Listed records below:
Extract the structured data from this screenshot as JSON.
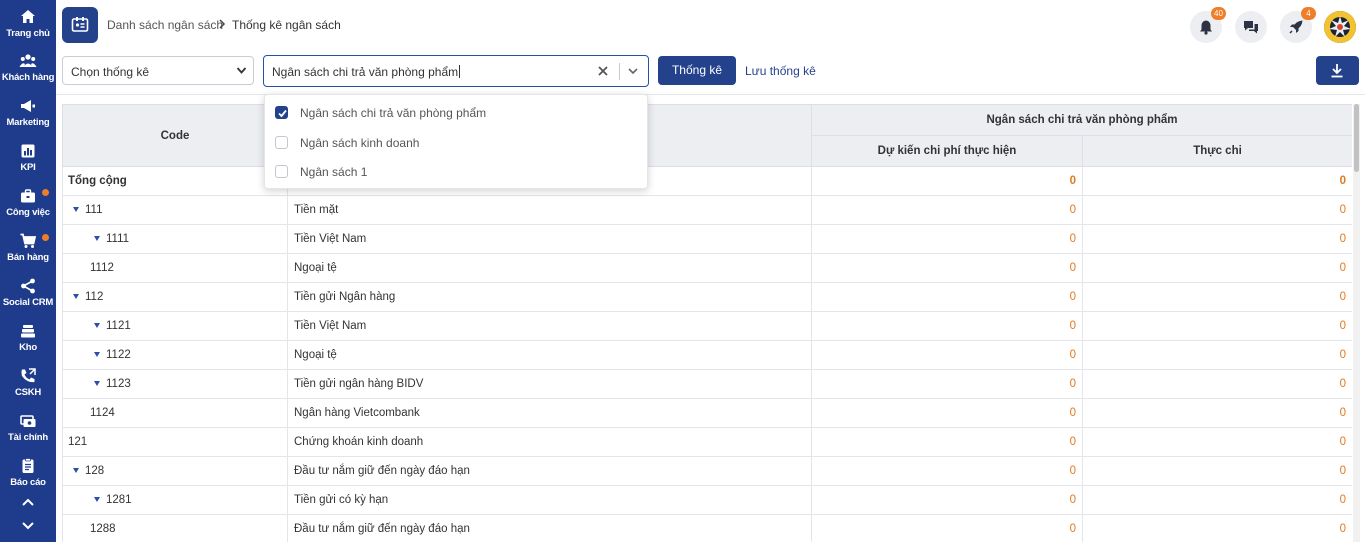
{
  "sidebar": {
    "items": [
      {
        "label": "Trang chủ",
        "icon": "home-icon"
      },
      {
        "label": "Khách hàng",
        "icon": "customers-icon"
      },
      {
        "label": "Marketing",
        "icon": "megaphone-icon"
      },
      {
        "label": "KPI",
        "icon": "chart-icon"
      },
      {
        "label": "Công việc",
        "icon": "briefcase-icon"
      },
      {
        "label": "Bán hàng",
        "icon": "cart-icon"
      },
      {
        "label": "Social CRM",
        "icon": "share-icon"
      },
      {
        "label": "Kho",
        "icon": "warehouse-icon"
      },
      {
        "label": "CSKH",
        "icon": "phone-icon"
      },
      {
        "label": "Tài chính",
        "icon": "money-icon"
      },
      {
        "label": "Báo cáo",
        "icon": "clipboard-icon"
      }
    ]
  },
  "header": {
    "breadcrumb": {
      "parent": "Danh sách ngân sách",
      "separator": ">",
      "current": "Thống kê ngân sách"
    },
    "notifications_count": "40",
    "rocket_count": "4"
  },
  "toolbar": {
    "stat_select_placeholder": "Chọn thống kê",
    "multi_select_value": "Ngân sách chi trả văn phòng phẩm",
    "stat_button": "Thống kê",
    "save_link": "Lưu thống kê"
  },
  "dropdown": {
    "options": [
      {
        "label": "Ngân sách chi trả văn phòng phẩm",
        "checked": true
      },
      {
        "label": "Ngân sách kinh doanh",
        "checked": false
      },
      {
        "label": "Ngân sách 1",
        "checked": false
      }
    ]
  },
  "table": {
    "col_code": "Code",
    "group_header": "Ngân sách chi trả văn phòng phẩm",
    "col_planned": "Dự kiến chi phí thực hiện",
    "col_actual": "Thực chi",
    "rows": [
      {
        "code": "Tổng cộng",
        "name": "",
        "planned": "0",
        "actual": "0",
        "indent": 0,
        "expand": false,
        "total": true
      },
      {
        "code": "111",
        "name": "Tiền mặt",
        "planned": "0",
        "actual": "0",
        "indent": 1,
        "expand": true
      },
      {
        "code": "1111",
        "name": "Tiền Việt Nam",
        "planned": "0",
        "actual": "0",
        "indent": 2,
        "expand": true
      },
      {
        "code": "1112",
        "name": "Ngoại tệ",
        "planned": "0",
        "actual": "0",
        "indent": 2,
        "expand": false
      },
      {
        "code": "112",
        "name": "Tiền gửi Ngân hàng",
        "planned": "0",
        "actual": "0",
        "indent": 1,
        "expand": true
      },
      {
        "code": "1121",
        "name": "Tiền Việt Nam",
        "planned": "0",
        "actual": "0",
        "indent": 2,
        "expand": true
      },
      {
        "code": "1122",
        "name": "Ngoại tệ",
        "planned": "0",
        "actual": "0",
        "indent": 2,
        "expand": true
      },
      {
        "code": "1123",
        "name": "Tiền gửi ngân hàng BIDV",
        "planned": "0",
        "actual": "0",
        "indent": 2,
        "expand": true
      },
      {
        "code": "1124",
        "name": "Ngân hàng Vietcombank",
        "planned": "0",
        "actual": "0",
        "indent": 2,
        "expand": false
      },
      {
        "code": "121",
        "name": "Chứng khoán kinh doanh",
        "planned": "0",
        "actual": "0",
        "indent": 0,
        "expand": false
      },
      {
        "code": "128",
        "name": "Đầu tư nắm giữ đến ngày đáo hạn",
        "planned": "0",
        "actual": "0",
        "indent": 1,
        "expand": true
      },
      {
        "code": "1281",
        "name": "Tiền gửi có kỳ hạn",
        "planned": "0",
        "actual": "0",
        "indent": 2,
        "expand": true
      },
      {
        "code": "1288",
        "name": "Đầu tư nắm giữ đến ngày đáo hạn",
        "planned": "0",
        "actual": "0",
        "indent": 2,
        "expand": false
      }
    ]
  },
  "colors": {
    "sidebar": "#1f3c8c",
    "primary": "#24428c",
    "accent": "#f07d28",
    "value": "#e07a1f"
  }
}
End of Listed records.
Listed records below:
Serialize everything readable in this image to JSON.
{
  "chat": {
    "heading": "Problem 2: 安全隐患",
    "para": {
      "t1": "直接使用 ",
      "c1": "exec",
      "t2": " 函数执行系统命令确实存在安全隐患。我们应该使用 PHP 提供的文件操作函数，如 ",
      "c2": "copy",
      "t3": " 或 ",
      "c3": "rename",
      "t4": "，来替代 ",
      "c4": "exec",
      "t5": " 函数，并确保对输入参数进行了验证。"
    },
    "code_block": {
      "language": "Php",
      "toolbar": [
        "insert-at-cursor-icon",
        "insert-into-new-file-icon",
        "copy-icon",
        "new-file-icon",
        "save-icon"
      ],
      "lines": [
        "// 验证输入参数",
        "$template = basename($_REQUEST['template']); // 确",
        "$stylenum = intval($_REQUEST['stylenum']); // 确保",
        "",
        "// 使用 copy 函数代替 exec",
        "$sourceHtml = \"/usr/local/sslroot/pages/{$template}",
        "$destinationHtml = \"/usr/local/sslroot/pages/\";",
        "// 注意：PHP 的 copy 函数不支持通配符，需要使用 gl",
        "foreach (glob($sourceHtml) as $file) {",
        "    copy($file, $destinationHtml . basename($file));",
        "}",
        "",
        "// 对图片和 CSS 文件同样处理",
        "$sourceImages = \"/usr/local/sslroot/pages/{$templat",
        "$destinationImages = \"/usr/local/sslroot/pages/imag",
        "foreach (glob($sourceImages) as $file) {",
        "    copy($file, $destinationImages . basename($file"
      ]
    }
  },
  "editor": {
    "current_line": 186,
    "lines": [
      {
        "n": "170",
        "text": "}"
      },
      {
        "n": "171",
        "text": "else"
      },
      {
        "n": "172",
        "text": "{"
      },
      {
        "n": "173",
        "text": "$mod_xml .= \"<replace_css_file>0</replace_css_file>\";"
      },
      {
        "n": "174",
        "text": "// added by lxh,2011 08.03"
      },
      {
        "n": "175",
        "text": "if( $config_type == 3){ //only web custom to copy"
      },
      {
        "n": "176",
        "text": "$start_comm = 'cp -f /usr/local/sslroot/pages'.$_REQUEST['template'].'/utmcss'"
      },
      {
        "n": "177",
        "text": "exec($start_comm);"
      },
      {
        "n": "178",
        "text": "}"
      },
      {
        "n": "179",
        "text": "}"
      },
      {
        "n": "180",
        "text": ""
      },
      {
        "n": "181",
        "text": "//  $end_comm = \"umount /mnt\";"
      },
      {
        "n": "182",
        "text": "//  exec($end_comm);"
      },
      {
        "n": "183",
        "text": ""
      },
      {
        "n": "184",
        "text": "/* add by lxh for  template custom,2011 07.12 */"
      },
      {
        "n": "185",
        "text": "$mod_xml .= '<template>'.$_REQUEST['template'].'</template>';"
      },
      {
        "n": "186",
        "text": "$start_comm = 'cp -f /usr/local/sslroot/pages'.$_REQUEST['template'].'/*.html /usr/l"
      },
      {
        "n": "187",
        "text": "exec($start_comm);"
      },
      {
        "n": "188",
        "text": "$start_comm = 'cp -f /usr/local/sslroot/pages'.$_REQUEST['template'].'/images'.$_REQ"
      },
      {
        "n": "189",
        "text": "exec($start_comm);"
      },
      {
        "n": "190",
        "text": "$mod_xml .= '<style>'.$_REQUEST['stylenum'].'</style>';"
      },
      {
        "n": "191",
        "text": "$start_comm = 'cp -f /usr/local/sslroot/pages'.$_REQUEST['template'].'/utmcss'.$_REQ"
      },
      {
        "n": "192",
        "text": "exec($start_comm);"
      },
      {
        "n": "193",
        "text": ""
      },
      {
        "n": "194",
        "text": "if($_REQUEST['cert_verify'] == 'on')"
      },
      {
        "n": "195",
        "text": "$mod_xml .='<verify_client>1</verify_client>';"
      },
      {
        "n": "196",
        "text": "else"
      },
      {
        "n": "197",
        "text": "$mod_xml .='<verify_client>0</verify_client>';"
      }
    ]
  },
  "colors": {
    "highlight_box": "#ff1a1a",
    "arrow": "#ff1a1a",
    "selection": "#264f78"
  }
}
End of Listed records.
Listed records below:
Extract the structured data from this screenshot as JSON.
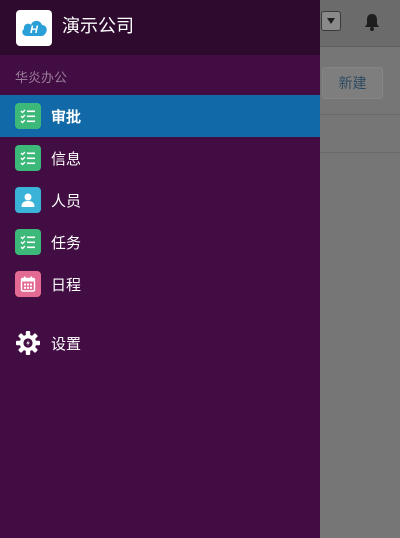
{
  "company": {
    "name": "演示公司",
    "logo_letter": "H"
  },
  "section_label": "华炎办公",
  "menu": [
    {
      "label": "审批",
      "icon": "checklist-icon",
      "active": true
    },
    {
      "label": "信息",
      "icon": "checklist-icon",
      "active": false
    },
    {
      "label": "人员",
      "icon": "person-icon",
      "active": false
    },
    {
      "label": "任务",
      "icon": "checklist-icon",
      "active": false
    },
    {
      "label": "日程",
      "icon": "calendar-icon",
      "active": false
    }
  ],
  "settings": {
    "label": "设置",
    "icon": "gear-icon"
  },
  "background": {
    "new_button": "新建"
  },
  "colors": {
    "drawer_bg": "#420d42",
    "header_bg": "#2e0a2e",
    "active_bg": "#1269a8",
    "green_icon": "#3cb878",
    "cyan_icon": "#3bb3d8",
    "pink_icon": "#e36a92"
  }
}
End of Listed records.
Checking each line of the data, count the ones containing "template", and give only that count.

Solution for this problem =
8